*** Begin section ***
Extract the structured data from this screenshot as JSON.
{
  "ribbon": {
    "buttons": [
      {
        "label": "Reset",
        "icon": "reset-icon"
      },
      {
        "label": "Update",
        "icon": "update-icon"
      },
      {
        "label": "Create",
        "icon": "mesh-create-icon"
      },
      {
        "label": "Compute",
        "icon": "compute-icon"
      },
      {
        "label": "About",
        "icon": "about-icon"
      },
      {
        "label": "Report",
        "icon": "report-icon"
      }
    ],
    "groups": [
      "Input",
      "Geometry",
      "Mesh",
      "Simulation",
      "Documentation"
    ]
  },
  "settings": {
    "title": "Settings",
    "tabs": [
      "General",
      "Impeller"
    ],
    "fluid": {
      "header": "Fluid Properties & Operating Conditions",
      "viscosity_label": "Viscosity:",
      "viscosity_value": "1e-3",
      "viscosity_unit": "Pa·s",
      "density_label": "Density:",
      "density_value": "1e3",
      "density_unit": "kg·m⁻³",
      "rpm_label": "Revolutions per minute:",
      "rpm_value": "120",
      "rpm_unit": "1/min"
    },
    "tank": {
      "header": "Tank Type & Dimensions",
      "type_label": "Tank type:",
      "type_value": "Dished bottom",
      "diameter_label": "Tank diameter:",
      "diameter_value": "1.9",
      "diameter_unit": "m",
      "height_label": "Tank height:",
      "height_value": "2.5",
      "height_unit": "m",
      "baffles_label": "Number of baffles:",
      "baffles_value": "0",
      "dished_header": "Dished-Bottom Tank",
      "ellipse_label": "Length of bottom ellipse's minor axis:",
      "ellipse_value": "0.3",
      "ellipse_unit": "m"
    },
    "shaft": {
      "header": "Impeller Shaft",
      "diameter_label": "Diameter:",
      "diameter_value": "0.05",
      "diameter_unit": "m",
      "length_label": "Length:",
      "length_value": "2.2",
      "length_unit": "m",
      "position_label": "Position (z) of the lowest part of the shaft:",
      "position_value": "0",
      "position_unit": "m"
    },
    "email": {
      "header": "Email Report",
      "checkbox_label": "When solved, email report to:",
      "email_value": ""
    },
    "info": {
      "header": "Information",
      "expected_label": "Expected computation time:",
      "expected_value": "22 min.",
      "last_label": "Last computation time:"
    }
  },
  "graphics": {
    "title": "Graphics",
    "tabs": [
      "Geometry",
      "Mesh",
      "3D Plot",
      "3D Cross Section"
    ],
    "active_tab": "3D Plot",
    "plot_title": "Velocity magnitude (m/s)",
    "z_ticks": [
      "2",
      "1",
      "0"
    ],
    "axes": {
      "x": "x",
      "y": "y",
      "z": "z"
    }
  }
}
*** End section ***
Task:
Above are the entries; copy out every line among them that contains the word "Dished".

Task answer:
      "type_value": "Dished bottom",
      "dished_header": "Dished-Bottom Tank",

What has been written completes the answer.